The brain benefits by activating the reward centers when we give to others. Research has demonstrated when giving, the brain releases dopamine which is responsible for the feelings of euphoria. Additionally, it has been shown that the hormone oxytocin was released in study participants. This increases levels of trust and cooperation.
Isn't it wonderful to realize that the pleasure areas of the brain respond to not only what is good for ourselves but also to what is good for other people?!
To help develop this, following are some activities to do with your children that will also helps others:
One For You
Give the child the opportunity to have an item and give an item to someone else. For example:
Say, “Here is a book for you. Can you give the other book to (name of another child)?”
Note: Toddlers do share, but the brain isn’t ready to completely understand sharing at very young ages. At this age giving something to someone when they have the same thing will be the best way to practice.
Doing Nice Things Makes “Cents”
Provide a “giving jar” and a supply of pennies. Every time someone in the family does something nice or thoughtful for someone else, a penny can be added to the jar.
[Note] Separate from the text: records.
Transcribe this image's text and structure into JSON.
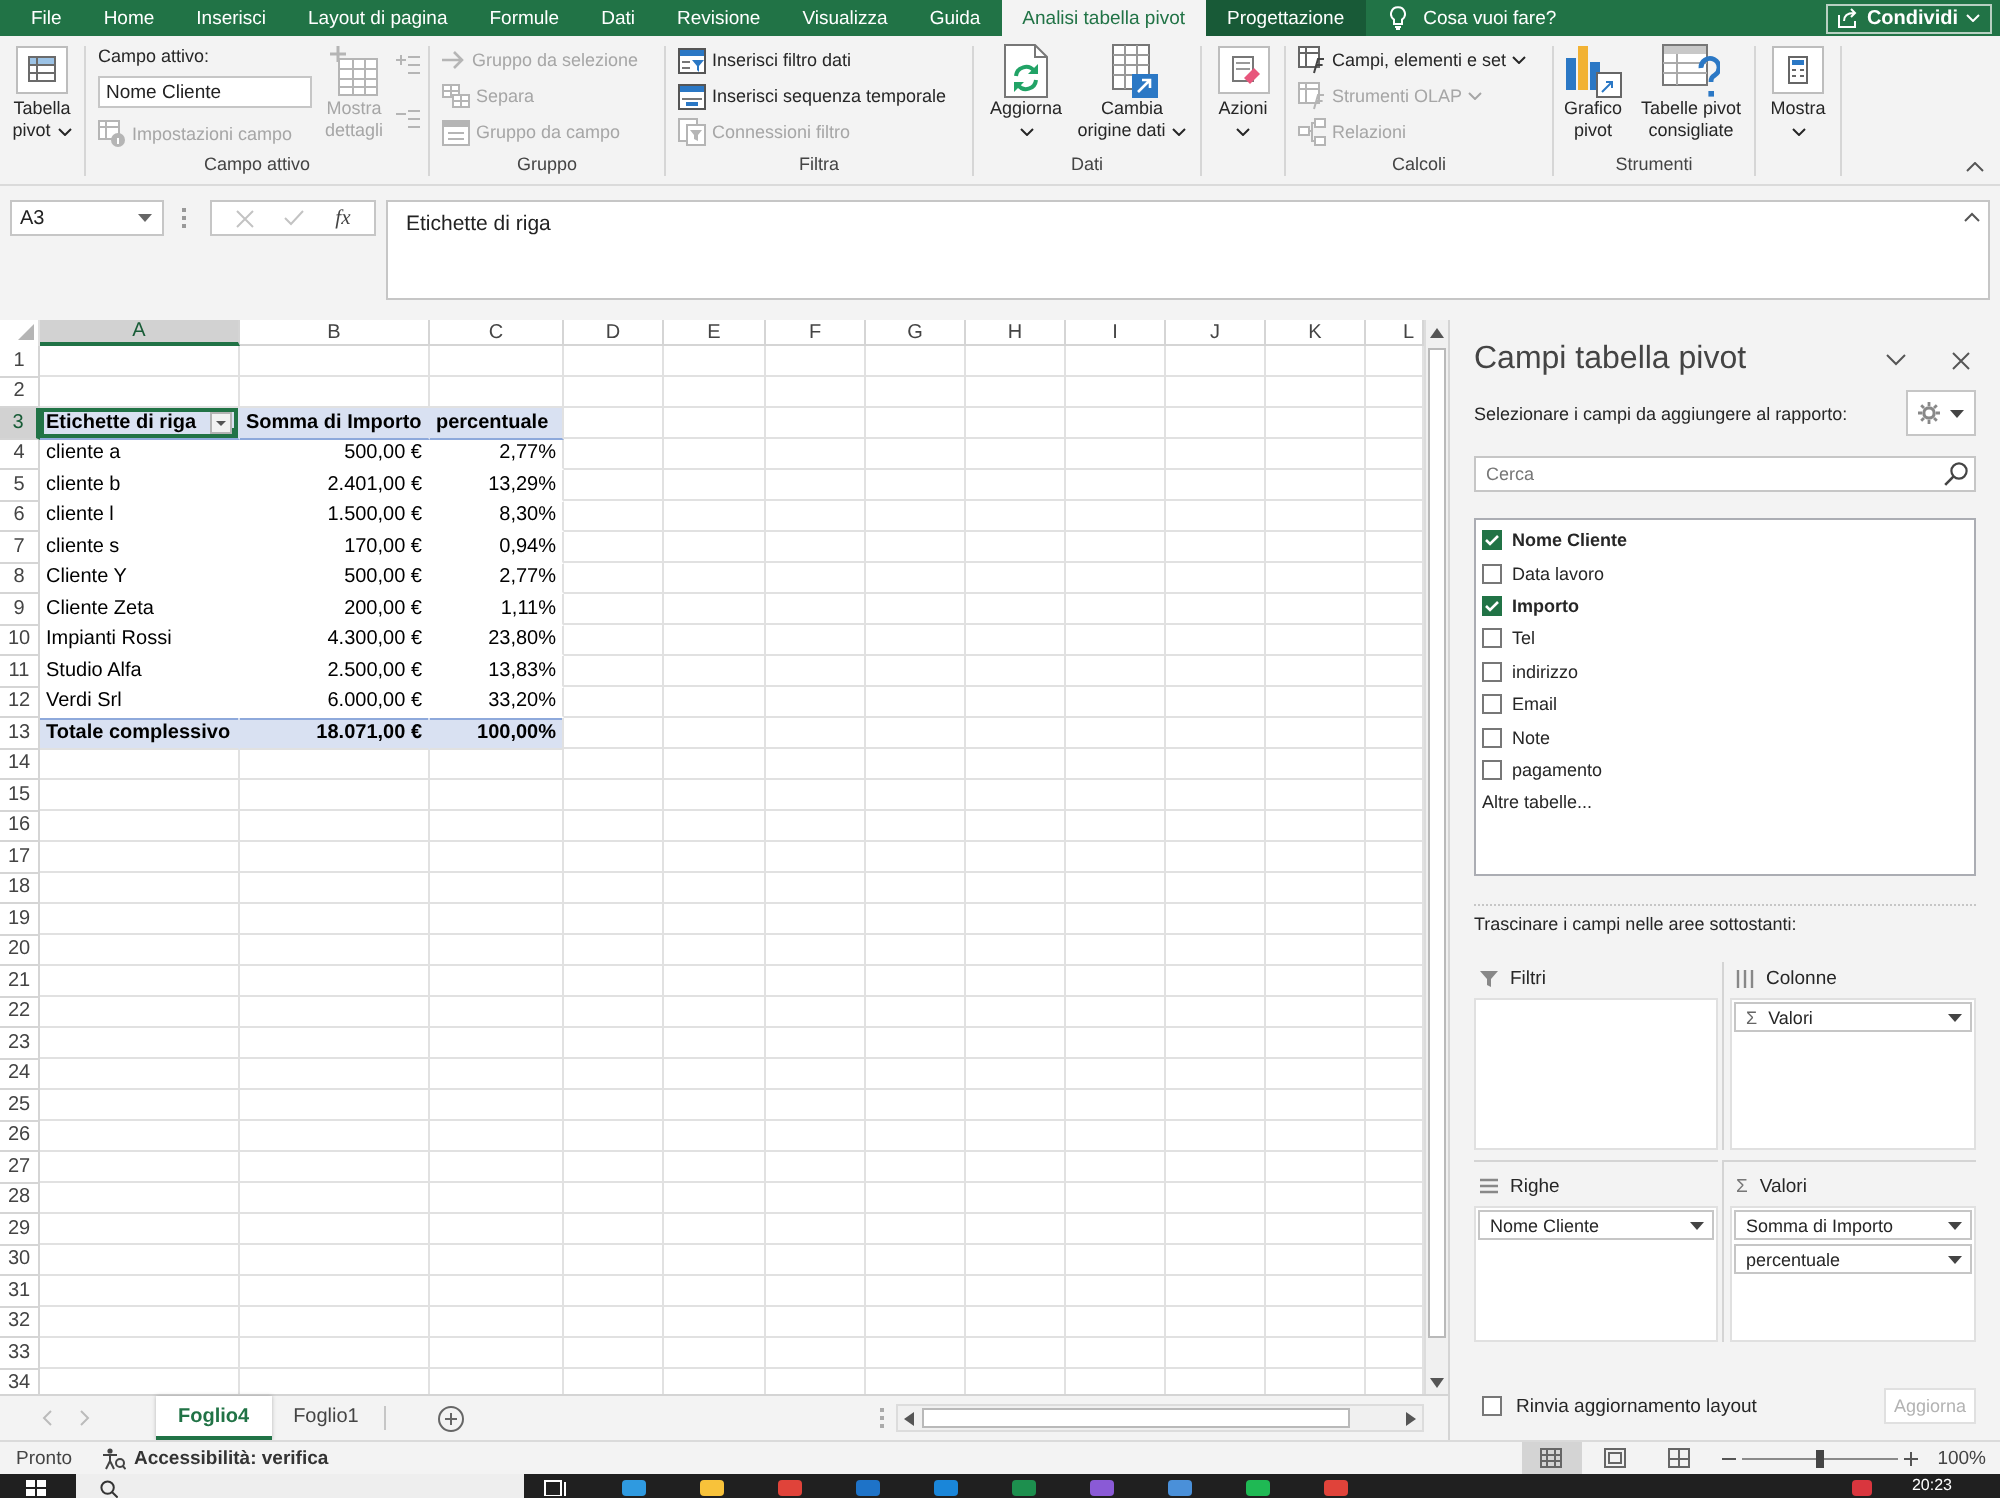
{
  "ribbon_tabs": [
    {
      "label": "File",
      "selected": false,
      "contextual": false
    },
    {
      "label": "Home",
      "selected": false,
      "contextual": false
    },
    {
      "label": "Inserisci",
      "selected": false,
      "contextual": false
    },
    {
      "label": "Layout di pagina",
      "selected": false,
      "contextual": false
    },
    {
      "label": "Formule",
      "selected": false,
      "contextual": false
    },
    {
      "label": "Dati",
      "selected": false,
      "contextual": false
    },
    {
      "label": "Revisione",
      "selected": false,
      "contextual": false
    },
    {
      "label": "Visualizza",
      "selected": false,
      "contextual": false
    },
    {
      "label": "Guida",
      "selected": false,
      "contextual": false
    },
    {
      "label": "Analisi tabella pivot",
      "selected": true,
      "contextual": true
    },
    {
      "label": "Progettazione",
      "selected": false,
      "contextual": true
    }
  ],
  "tell_me": "Cosa vuoi fare?",
  "share_button": "Condividi",
  "ribbon": {
    "groups": [
      {
        "columns": [
          [
            {
              "kind": "large",
              "label": "Tabella pivot",
              "dropdown": true,
              "disabled": false
            }
          ]
        ]
      },
      {
        "label": "Campo attivo",
        "columns": [
          [
            {
              "kind": "field",
              "label": "Campo attivo:",
              "value": "Nome Cliente"
            },
            {
              "kind": "small",
              "label": "Impostazioni campo",
              "dropdown": false,
              "disabled": true
            }
          ],
          [
            {
              "kind": "large",
              "label": "Mostra dettagli",
              "dropdown": false,
              "disabled": true
            }
          ],
          [
            {
              "kind": "icon",
              "disabled": true
            },
            {
              "kind": "icon",
              "disabled": true
            }
          ]
        ]
      },
      {
        "label": "Gruppo",
        "columns": [
          [
            {
              "kind": "small",
              "label": "Gruppo da selezione",
              "dropdown": false,
              "disabled": true
            },
            {
              "kind": "small",
              "label": "Separa",
              "dropdown": false,
              "disabled": true
            },
            {
              "kind": "small",
              "label": "Gruppo da campo",
              "dropdown": false,
              "disabled": true
            }
          ]
        ]
      },
      {
        "label": "Filtra",
        "columns": [
          [
            {
              "kind": "small",
              "label": "Inserisci filtro dati",
              "dropdown": false,
              "disabled": false
            },
            {
              "kind": "small",
              "label": "Inserisci sequenza temporale",
              "dropdown": false,
              "disabled": false
            },
            {
              "kind": "small",
              "label": "Connessioni filtro",
              "dropdown": false,
              "disabled": true
            }
          ]
        ]
      },
      {
        "label": "Dati",
        "columns": [
          [
            {
              "kind": "large",
              "label": "Aggiorna",
              "dropdown": true,
              "disabled": false
            }
          ],
          [
            {
              "kind": "large",
              "label": "Cambia origine dati",
              "dropdown": true,
              "disabled": false
            }
          ]
        ]
      },
      {
        "columns": [
          [
            {
              "kind": "large",
              "label": "Azioni",
              "dropdown": true,
              "disabled": false
            }
          ]
        ]
      },
      {
        "label": "Calcoli",
        "columns": [
          [
            {
              "kind": "small",
              "label": "Campi, elementi e set",
              "dropdown": true,
              "disabled": false
            },
            {
              "kind": "small",
              "label": "Strumenti OLAP",
              "dropdown": true,
              "disabled": true
            },
            {
              "kind": "small",
              "label": "Relazioni",
              "dropdown": false,
              "disabled": true
            }
          ]
        ]
      },
      {
        "label": "Strumenti",
        "columns": [
          [
            {
              "kind": "large",
              "label": "Grafico pivot",
              "dropdown": false,
              "disabled": false
            }
          ],
          [
            {
              "kind": "large",
              "label": "Tabelle pivot consigliate",
              "dropdown": false,
              "disabled": false
            }
          ]
        ]
      },
      {
        "columns": [
          [
            {
              "kind": "large",
              "label": "Mostra",
              "dropdown": true,
              "disabled": false
            }
          ]
        ]
      }
    ]
  },
  "formula_bar": {
    "name_box": "A3",
    "function_button": "fx",
    "formula": "Etichette di riga"
  },
  "sheet": {
    "columns": [
      {
        "label": "A",
        "selected": true
      },
      {
        "label": "B",
        "selected": false
      },
      {
        "label": "C",
        "selected": false
      },
      {
        "label": "D",
        "selected": false
      },
      {
        "label": "E",
        "selected": false
      },
      {
        "label": "F",
        "selected": false
      },
      {
        "label": "G",
        "selected": false
      },
      {
        "label": "H",
        "selected": false
      },
      {
        "label": "I",
        "selected": false
      },
      {
        "label": "J",
        "selected": false
      },
      {
        "label": "K",
        "selected": false
      },
      {
        "label": "L",
        "selected": false
      }
    ],
    "rows": [
      {
        "number": "1",
        "selected": false,
        "kind": "empty"
      },
      {
        "number": "2",
        "selected": false,
        "kind": "empty"
      },
      {
        "number": "3",
        "selected": true,
        "kind": "header",
        "cells": [
          {
            "text": "Etichette di riga",
            "selected": true
          },
          {
            "text": "Somma di Importo",
            "selected": false
          },
          {
            "text": "percentuale",
            "selected": false
          }
        ]
      },
      {
        "number": "4",
        "selected": false,
        "kind": "item",
        "cells": [
          {
            "text": "cliente a",
            "selected": false
          },
          {
            "text": "500,00 €",
            "selected": false
          },
          {
            "text": "2,77%",
            "selected": false
          }
        ]
      },
      {
        "number": "5",
        "selected": false,
        "kind": "item",
        "cells": [
          {
            "text": "cliente b",
            "selected": false
          },
          {
            "text": "2.401,00 €",
            "selected": false
          },
          {
            "text": "13,29%",
            "selected": false
          }
        ]
      },
      {
        "number": "6",
        "selected": false,
        "kind": "item",
        "cells": [
          {
            "text": "cliente l",
            "selected": false
          },
          {
            "text": "1.500,00 €",
            "selected": false
          },
          {
            "text": "8,30%",
            "selected": false
          }
        ]
      },
      {
        "number": "7",
        "selected": false,
        "kind": "item",
        "cells": [
          {
            "text": "cliente s",
            "selected": false
          },
          {
            "text": "170,00 €",
            "selected": false
          },
          {
            "text": "0,94%",
            "selected": false
          }
        ]
      },
      {
        "number": "8",
        "selected": false,
        "kind": "item",
        "cells": [
          {
            "text": "Cliente Y",
            "selected": false
          },
          {
            "text": "500,00 €",
            "selected": false
          },
          {
            "text": "2,77%",
            "selected": false
          }
        ]
      },
      {
        "number": "9",
        "selected": false,
        "kind": "item",
        "cells": [
          {
            "text": "Cliente Zeta",
            "selected": false
          },
          {
            "text": "200,00 €",
            "selected": false
          },
          {
            "text": "1,11%",
            "selected": false
          }
        ]
      },
      {
        "number": "10",
        "selected": false,
        "kind": "item",
        "cells": [
          {
            "text": "Impianti Rossi",
            "selected": false
          },
          {
            "text": "4.300,00 €",
            "selected": false
          },
          {
            "text": "23,80%",
            "selected": false
          }
        ]
      },
      {
        "number": "11",
        "selected": false,
        "kind": "item",
        "cells": [
          {
            "text": "Studio Alfa",
            "selected": false
          },
          {
            "text": "2.500,00 €",
            "selected": false
          },
          {
            "text": "13,83%",
            "selected": false
          }
        ]
      },
      {
        "number": "12",
        "selected": false,
        "kind": "item",
        "cells": [
          {
            "text": "Verdi Srl",
            "selected": false
          },
          {
            "text": "6.000,00 €",
            "selected": false
          },
          {
            "text": "33,20%",
            "selected": false
          }
        ]
      },
      {
        "number": "13",
        "selected": false,
        "kind": "total",
        "cells": [
          {
            "text": "Totale complessivo",
            "selected": false
          },
          {
            "text": "18.071,00 €",
            "selected": false
          },
          {
            "text": "100,00%",
            "selected": false
          }
        ]
      },
      {
        "number": "14",
        "selected": false,
        "kind": "empty"
      },
      {
        "number": "15",
        "selected": false,
        "kind": "empty"
      },
      {
        "number": "16",
        "selected": false,
        "kind": "empty"
      },
      {
        "number": "17",
        "selected": false,
        "kind": "empty"
      },
      {
        "number": "18",
        "selected": false,
        "kind": "empty"
      },
      {
        "number": "19",
        "selected": false,
        "kind": "empty"
      },
      {
        "number": "20",
        "selected": false,
        "kind": "empty"
      },
      {
        "number": "21",
        "selected": false,
        "kind": "empty"
      },
      {
        "number": "22",
        "selected": false,
        "kind": "empty"
      },
      {
        "number": "23",
        "selected": false,
        "kind": "empty"
      },
      {
        "number": "24",
        "selected": false,
        "kind": "empty"
      },
      {
        "number": "25",
        "selected": false,
        "kind": "empty"
      },
      {
        "number": "26",
        "selected": false,
        "kind": "empty"
      },
      {
        "number": "27",
        "selected": false,
        "kind": "empty"
      },
      {
        "number": "28",
        "selected": false,
        "kind": "empty"
      },
      {
        "number": "29",
        "selected": false,
        "kind": "empty"
      },
      {
        "number": "30",
        "selected": false,
        "kind": "empty"
      },
      {
        "number": "31",
        "selected": false,
        "kind": "empty"
      },
      {
        "number": "32",
        "selected": false,
        "kind": "empty"
      },
      {
        "number": "33",
        "selected": false,
        "kind": "empty"
      },
      {
        "number": "34",
        "selected": false,
        "kind": "empty"
      }
    ]
  },
  "sheet_tabs": [
    {
      "label": "Foglio4",
      "selected": true
    },
    {
      "label": "Foglio1",
      "selected": false
    }
  ],
  "pivot_panel": {
    "title": "Campi tabella pivot",
    "instruction": "Selezionare i campi da aggiungere al rapporto:",
    "search": {
      "placeholder": "Cerca"
    },
    "fields": [
      {
        "label": "Nome Cliente",
        "checked": true
      },
      {
        "label": "Data lavoro",
        "checked": false
      },
      {
        "label": "Importo",
        "checked": true
      },
      {
        "label": "Tel",
        "checked": false
      },
      {
        "label": "indirizzo",
        "checked": false
      },
      {
        "label": "Email",
        "checked": false
      },
      {
        "label": "Note",
        "checked": false
      },
      {
        "label": "pagamento",
        "checked": false
      }
    ],
    "more_tables": "Altre tabelle...",
    "areas_instruction": "Trascinare i campi nelle aree sottostanti:",
    "areas": [
      {
        "kind": "filters",
        "title": "Filtri"
      },
      {
        "kind": "columns",
        "title": "Colonne",
        "items": [
          {
            "symbol": "Σ",
            "label": "Valori"
          }
        ]
      },
      {
        "kind": "rows",
        "title": "Righe",
        "items": [
          {
            "label": "Nome Cliente"
          }
        ]
      },
      {
        "kind": "values",
        "symbol": "Σ",
        "title": "Valori",
        "items": [
          {
            "label": "Somma di Importo"
          },
          {
            "label": "percentuale"
          }
        ]
      }
    ],
    "defer_update": {
      "label": "Rinvia aggiornamento layout",
      "checked": false
    },
    "update_button": {
      "label": "Aggiorna",
      "disabled": true
    }
  },
  "status_bar": {
    "status": "Pronto",
    "accessibility": "Accessibilità: verifica",
    "views": [
      {
        "kind": "normal",
        "selected": true
      },
      {
        "kind": "page_layout",
        "selected": false
      },
      {
        "kind": "page_break",
        "selected": false
      }
    ],
    "zoom": {
      "level": 0.5,
      "reading": "100%"
    }
  },
  "taskbar": {
    "clock": "20:23"
  }
}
At the end of the year use the money to donate to a cause you want to support or help.
Write or Draw for Someone
Set time aside regularly (once a week or once a month) to have your child write a letter or draw a picture to send to someone. This could be sent to a relative or friend, someone that is sick or hospitalized, a deployed military person, etc.
Celebration Give Away
At each holiday or birthday, give the child an extra gift to give away. Your child’s brain reward center will benefit most when involved in deciding who should receive the gift.
To find more opportunities to serve, visit www.allforgood.org